Back at home, the spring water was delicious; the bees were swarming, the arbutus blooming; there were minnows to catch and whistles to make of chestnut twigs; trunks full of clothes from earlier generations to dress up in; peas and beans to shell; French and drawing lessons from a self-styled Frenchman, Mr. Michelli; music lessons from Mr. Tepe, a German youth with a penchant for "making love" to his pupils, as Evie innocently describes it. They sang, white and black together - soldiers' songs and "darky hymns." "We were singing children. I believe singing is good for children; it absorbs their badness."
War seemed remote, almost unreal.
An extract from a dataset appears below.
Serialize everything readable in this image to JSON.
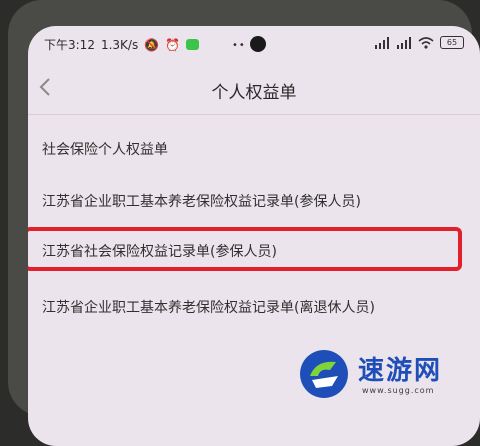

One beautiful day in 1862 the children were gathering raspberries and heard a sound like distant thunder. It was the battle of Richmond beginning, and in it their handsome and adored eldest brother was wounded. Their mother found her way with difficulty to his bedside and while she was away they picked peaches, pared some for preserving and devoured others. Peaches and nosegays were sent to the wounded brother. But too late; his wound killed him. "Something awful had happened that ahd changed life. I remember how silent everything was. . . . If a dog barked, it was a shock."
There were no more candles, no kerosene for lamps. The children searched the woods for roots to burn; their father improvised bullets by dropping melted lead into cold water through holes punched in wet paper. The silver was buried under a cabbage; even clothes weren't safe and each child hid a bundle containing one change. When the Yankees finally came to Bladensfield - one of the Wards' "people" had shown the way under threat of torture; for this he was never reproached - it was their brother Charley, in bed with a fver, whom the Yankees found and carried away to prison. After a prisoner exchange he came home for a while, but no longer the gay brother he had been. The lilies were in bloom the night before he rejoined his regiment. "I remember the smell of the lilies, and how they gleamed in the twilight . . . Everyone tried to be cheerful, but it was hard." And then he was gone, forever. One of the sisters could play the piano beautifully: now "her music went everywhere, calling, compelling, quieting, uplifting." Everyone listened and grief a voice, made bearable.
The war did have an end. Richmond was surrended, afire, its streets awash with liquor. The children's mother went to bed and stayed there: "All she had lost had been in vain." Lincoln's murder followed: Major Ward gravely told them that the South had lost her best friend. The slaves were freed; they were offered their living quarters and wages, but within a year all had drifted away. The old house remained, but the world was changed. "I remember hearty laughs at awkward attempts to do unaccustomed things. I remember life bravely and cheerfully lived. We were young."
The little girl still intact in the old woman left a crystalline record of the struggle between the eternal now of childhood and the surge of events in which war swept the children of Bladensfield away, finally, from their games and singing, the smell of peaches, the chill blur of autumn rain, and the feel of bare feet dancing in the grass.